As far as giving back to others to keep what I have, I simply can't rely on AA to be the place to do this anymore. The whole culture of AA has disintegrated to the point where it is no longer possible, or even worth the frustration, to work with newcomers. I hesitate to use the phrase "pearls before swine", but thats the best way to describe what its like trying to get these guys to even CONSIDER being willing to absorb the Big Book and do some Step work!
No matter what I do, these newcomer guys I find all want the "red carpet" treatment, and won't do the work. At first, they act like they're all desperate and willing, but as soon as they get the least bit comfortable, it all changes. They get MAD at me if I either 1: offer them suggestions, 2: give them a gentle "hint", or 3: just go ahead and tell them to shut the fock up & do the godd@mn work.

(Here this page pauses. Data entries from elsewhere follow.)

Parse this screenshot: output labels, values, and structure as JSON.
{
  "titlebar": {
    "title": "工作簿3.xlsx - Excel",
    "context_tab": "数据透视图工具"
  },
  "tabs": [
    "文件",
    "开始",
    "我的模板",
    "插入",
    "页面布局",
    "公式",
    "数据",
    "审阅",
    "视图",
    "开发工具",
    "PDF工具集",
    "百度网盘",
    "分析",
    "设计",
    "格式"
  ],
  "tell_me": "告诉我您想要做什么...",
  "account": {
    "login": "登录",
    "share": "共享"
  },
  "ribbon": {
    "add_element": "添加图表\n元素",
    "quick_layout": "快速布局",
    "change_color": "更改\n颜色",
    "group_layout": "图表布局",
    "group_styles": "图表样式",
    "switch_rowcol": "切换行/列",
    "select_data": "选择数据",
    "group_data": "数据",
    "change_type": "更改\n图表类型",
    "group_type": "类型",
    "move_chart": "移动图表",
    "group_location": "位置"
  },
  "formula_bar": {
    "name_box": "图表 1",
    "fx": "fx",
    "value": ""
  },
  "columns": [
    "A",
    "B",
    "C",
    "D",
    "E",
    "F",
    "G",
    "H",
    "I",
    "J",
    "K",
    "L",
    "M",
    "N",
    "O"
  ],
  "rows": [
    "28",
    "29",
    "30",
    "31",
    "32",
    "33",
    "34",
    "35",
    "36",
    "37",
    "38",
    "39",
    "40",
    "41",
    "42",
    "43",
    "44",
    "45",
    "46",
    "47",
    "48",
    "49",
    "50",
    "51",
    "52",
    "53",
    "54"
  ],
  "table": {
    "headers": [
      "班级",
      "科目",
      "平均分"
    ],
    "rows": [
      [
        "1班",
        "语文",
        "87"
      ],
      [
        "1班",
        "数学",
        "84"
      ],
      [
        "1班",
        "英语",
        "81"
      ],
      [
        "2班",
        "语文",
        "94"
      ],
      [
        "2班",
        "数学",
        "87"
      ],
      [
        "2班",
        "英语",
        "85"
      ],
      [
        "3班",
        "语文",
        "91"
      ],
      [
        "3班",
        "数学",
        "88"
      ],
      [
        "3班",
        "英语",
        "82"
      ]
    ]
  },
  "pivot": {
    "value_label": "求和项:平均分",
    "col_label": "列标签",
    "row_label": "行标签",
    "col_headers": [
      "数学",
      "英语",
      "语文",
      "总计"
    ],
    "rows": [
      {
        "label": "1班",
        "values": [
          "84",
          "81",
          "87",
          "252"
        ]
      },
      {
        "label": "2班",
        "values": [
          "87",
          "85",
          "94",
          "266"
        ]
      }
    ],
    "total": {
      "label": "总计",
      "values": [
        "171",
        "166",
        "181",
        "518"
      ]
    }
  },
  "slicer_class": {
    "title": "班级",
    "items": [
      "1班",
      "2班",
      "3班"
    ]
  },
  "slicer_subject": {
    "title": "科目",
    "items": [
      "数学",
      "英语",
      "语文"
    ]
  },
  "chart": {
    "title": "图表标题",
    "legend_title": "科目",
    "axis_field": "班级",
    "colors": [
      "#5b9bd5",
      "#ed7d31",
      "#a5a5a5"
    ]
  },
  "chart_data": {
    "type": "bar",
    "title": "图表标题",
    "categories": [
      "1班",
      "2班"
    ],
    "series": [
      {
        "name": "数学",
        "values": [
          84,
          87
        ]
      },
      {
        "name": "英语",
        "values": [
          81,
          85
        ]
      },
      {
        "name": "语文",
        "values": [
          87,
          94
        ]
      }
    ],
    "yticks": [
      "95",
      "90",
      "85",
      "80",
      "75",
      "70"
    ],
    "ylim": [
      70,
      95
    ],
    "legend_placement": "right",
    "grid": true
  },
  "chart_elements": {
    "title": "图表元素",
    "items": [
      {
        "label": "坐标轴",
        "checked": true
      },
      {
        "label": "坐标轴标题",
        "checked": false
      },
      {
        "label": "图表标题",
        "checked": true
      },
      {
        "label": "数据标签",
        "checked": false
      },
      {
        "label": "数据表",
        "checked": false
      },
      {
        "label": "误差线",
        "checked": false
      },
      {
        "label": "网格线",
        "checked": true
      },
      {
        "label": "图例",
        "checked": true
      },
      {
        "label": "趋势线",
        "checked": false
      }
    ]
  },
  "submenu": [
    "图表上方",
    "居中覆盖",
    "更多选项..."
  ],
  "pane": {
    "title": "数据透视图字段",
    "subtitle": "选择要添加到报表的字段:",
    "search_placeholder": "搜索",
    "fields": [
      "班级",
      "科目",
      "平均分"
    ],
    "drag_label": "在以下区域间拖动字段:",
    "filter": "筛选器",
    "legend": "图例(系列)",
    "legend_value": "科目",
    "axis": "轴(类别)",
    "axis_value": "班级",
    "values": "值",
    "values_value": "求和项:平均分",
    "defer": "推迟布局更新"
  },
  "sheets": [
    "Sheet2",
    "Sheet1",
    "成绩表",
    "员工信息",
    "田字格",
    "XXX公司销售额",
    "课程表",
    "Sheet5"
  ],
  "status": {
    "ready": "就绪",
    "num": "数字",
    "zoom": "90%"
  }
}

Even the ones who pretend to be all "badass" have the most incredible sense of entitlement, and over the years I've noticed it getting worse. (I used to think grumpy old people were kind of funny, now I know what they meant...) I don't believe this sense of entitlement and self-indulgence is a trait especially or uniquely common to alcoholics, I really believe that its something that can only be the recent result of being raised in suburban American TV culture.
Therefore, I'm now putting my "giving back to others" energy into other, non-AA places and different, non-AA people.
I know this comes off as being a bit bitter and unrealistic, but its the truth. I'm not a control freak, I'm not unusually rigid or demanding, people I work with think I've got a good sense of humor and deal with situations effectively & creatively, and I'm pretty good at motivating people (outside of AA) to do work.
I'm just totally unwilling to compromise when it comes to sponsorship, which means I have obviously created a lose-lose situation. I've burned through 2 more sponsees in the last month - same old story, blah blah blah ad nauseum. Nobody coming in to the Rooms takes this seriously anymore, and I can't afford to pick up any more frustrating resentments!
So this is an epic thread, but at least its helped me work through this - perhaps it will eventually also help someone else.
Please let me know what you think, if anyone cares to slog through all this...